This week marks Apples now infamous World Wide Developer Conference. Amongst other announcements, Apple announced their push into consumer products for the connected home. This came in the form of their connected home platform HomeKit’s, own iOS application. This application will allow users access to control any compatible devices. Currently this list includes many major IoT product manufacturers such as; ConnectSense, NanoLeaf, and Phillips with many more partnerships announced this week and at various conferences (see: DigitalTrends).

This announcement coincides with the news that Apple is allowing accessibility to Siri’s features for application developers via an API. This will not only unleash the full functionality of the iPhone to developers but will also allow Apple to push into a space largely dominated by Amazon’s Echo suite of products. All of this new functionality will be released with iOS 10, some time in September.

Now, many people knew this knew this news was coming, including their fierce rivals in the space, Google and Amazon. Each with their own platforms, Home and Echo, respectively. Amazon was able to be first to market, which has its advantages, and disadvantages. The Echo has been on the market for over a year now and has seen consistent growth, seen through the gradual eating up of the wi-fi connected speaker market previously dominated by Bose and Sonos  (actual sales figures are not public). This has allowed them to garner the attention of the early adopters in the IoT world. However, the majority of consumers still associate Amazon with being an Ecommerce platform. What will happen when the two major US tech companies come out with their own home-unifying platform?

Google’s soft launch date of their device is November, around the same time that iOS 10 will be released. Keep an eye out in the Fall, as more and more devices go to market, the connected home space will become a crowded market. There is the need of a unifying force. With so many connected devices being offered, each with their own applications, a central platform has to be created. Without this platform the IoT will not be fully adopted in the home, as more and more devices are connected, confusion will rise and eventually lead to a decrease in sales for connected products. The competition between Google, Apple, and Amazon in this space will drive the best possible consumer experience and allow for flexibility in developer platforms.

The true question is, will one of these platforms come out on top? Or will we have a situation like the video game vertical, where Microsoft and Sony split market share 50/50. The idea of platform exclusivity is very much a reality (see: Google’s Purchase of Nest Labs for over $3 Billion) so will we see people purchasing more than one home-unifying device for access to certain product?
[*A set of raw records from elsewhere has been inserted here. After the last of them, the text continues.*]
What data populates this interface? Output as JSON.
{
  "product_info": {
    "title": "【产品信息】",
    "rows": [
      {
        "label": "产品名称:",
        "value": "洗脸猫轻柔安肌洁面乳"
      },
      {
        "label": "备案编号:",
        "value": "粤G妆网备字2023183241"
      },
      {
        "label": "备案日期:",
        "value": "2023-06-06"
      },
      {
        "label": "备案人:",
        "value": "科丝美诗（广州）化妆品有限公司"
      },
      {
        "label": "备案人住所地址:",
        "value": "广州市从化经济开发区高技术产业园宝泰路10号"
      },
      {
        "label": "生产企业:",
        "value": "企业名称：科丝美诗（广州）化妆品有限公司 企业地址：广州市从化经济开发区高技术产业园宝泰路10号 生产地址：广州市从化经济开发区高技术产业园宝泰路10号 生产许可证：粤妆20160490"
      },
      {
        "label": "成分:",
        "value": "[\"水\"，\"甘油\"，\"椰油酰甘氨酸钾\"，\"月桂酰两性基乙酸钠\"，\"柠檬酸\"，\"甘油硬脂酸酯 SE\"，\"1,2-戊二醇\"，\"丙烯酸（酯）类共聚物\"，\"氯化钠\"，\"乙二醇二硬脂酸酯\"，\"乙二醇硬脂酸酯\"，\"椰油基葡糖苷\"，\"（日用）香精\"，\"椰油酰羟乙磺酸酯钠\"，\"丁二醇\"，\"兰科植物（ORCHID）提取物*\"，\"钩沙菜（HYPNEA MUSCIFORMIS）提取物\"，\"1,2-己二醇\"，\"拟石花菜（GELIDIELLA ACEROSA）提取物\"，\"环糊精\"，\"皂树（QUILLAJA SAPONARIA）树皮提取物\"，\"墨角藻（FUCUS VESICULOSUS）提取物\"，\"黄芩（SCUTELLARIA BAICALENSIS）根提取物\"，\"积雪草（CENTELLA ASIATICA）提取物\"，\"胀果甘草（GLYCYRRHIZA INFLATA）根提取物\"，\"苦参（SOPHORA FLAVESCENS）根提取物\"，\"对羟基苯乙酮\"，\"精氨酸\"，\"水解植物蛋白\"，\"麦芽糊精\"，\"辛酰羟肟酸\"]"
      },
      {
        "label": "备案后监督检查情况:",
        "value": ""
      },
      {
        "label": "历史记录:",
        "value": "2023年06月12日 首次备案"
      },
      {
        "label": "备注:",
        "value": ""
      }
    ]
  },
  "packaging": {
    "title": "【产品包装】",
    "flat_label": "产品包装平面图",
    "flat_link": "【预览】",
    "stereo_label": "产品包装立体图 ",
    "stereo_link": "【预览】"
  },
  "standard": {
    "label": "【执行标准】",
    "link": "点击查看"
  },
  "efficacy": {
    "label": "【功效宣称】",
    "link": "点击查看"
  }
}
And how will that affect voice commands, the devices consumer value proposition?